The top 10 family walking trails in Ireland
Published 05/09/2015 | 11:24
Ireland has some of greatest walking trails in Europe or indeed the world. Here are the 10 best.
A thankless task, trying to name the ten best walking trails in Ireland. Each county can legitimately claim several routes as the best in the country, but if you have to make a top 10, it would look something like this. Bear in mind, these are with the whole family in mind, there are many, many more with higher difficulty, but that’s another story.
The Great Western Greenway
Following the route of the former Achill extension of the Westport railway line the 42 kilometre trail starts in Westport and ends on Achill. The disused railway line has both paths and off road sections, and runs along the coast at Clew Bay at what is one of Ireland’s most scenic areas. As the trail uses a disused railway line it is almost all flat and manageable for all members of the family. There can be quite a bit of ‘traffic’ on the trail in the summer months but this is an outstanding attraction, not only one of the best in Ireland but indeed Europe.
The Beara Way
West Cork is stunning and the Beara Way which begins and ends in Glengarriff takes in some spectacular scenery as it snakes its way around the Beara peninsula. The terrain is rugged and it may not be suitable for younger children, but the more challenging parts are more than worth the effort. Typically the route takes nine days to complete, but you can dip in for various sections at your leisure.

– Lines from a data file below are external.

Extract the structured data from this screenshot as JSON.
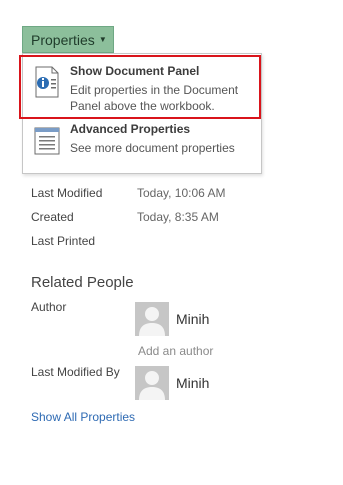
{
  "properties_button": {
    "label": "Properties",
    "caret_icon": "chevron-down-icon"
  },
  "menu": {
    "items": [
      {
        "title": "Show Document Panel",
        "description": "Edit properties in the Document Panel above the workbook.",
        "icon": "document-panel-icon"
      },
      {
        "title": "Advanced Properties",
        "description": "See more document properties",
        "icon": "advanced-properties-icon"
      }
    ],
    "highlight_color": "#d9141b"
  },
  "dates": [
    {
      "label": "Last Modified",
      "value": "Today, 10:06 AM"
    },
    {
      "label": "Created",
      "value": "Today, 8:35 AM"
    },
    {
      "label": "Last Printed",
      "value": ""
    }
  ],
  "related_people": {
    "title": "Related People",
    "author_label": "Author",
    "author_name": "Minih",
    "add_author_placeholder": "Add an author",
    "last_modified_by_label": "Last Modified By",
    "last_modified_by_name": "Minih"
  },
  "show_all_link": "Show All Properties",
  "colors": {
    "button_bg": "#8cbf9b",
    "link": "#2e6ab3"
  }
}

The Connemara Way
Starting in Galway city the trail takes you out along Galway Bay, through Spiddal and Carraroe then northwards along the Wild Atlantic Way. Connemara is unique in Ireland and the world and while the trail is a mixed bag in terms of difficulty, the easier stretches pass along some of the best coastline and beaches in the country. An unforgettable adventure for the whole family.
Sheep’s Head way
Starting in Bantry West Cork, the Sheep’s’ Head Way takes in the Sheep’s’ Head peninsula and all the magical wonders of that part of the world including the Haunted Elder bush, stone Cairns, Lady’s Well and the Signal Tower, each with their own distinct histories and stories to tell. The trail is in total 150 km and parts of it are cycleable too.
The Brandy Pad
From Bloody Bridge to the Trassey Track, The Brandy Pad takes you through the Mournes. Take in the exceptional sights such as the Mourne Wall, the Castles, Slieve Commedagh and Slieve Donard. The Mourne Mountains are among the most majestic scenes in Ireland and are still somewhat underused by walkers from the Republic. The difficulty level is moderate but for an active family, no problem.
Bray to Greystones
Once Wicklow’s best-kept secret, the secret has been well and truly out for the last few years. That doesn’t take from the beauty of the Bray to Greystones trail , easy walking with some scrambling to do, the coast line is beautiful and you’ll more than likely meet some barking seals basking in the hidden coves as you pass overhead.
The Burren Way
Traverse the lunar landscape of the Burren from Lahinch across to Doolin on the other side of this spectacular area of natural importance. Mostly over old roadways and minor roads the Way is suitable for all ages. The Way is accessible through six trailheads each providing parking and facilities, even for overnight stops if necessary.
The Kerry Way
Beginning and ending in Killarney the Kerry Way may be the most iconic of Irish landscapes. With over 214 km of walking trail it is also one of Ireland’s longest waymarked trails. With the Gulfstream providing a clement climate the trail is populated with sub-tropical fauna and the effect is mesmerizing.
The Wicklow Way
So near to Dublin, yet The Wicklow Way is a world apart. The Garden of Ireland is one of Ireland’s most beautiful counties and the Wicklow Mountains National Park is exceptional. The proximity to the city means you can do any sections of it as a day trip but it’s best appreciated when you’re lost in the wilds of Wicklow over a few days. With 129 km of walking trail there is something for everyone.
The Dingle Way
Beginning and ending in Tralee County Kerry, the Dingle Way circles the whole peninsula. The trail brings you through an ever-changing landscape, from the desolate beauty of Slieve Mish along the shoulder of Mount Brandon, with the battered Atlantic coast at Slea Head across gentle Kerry farmland to the expanses of golden strands at Maharess. A favourite stop off is Tom Crean’s South Pole Inn in Annascaul.
Ireland’s Irelands Biggest Nature Walk: Fun, Free Family Day Out! To celebrate the launch of Little Oaty Bakes from The Kelkin Natural Biscuit Company, we invite you and the whole family down to Rathbeggan Lakes, Dunshaughlin, Co. Meath on Saturday the 19th of September.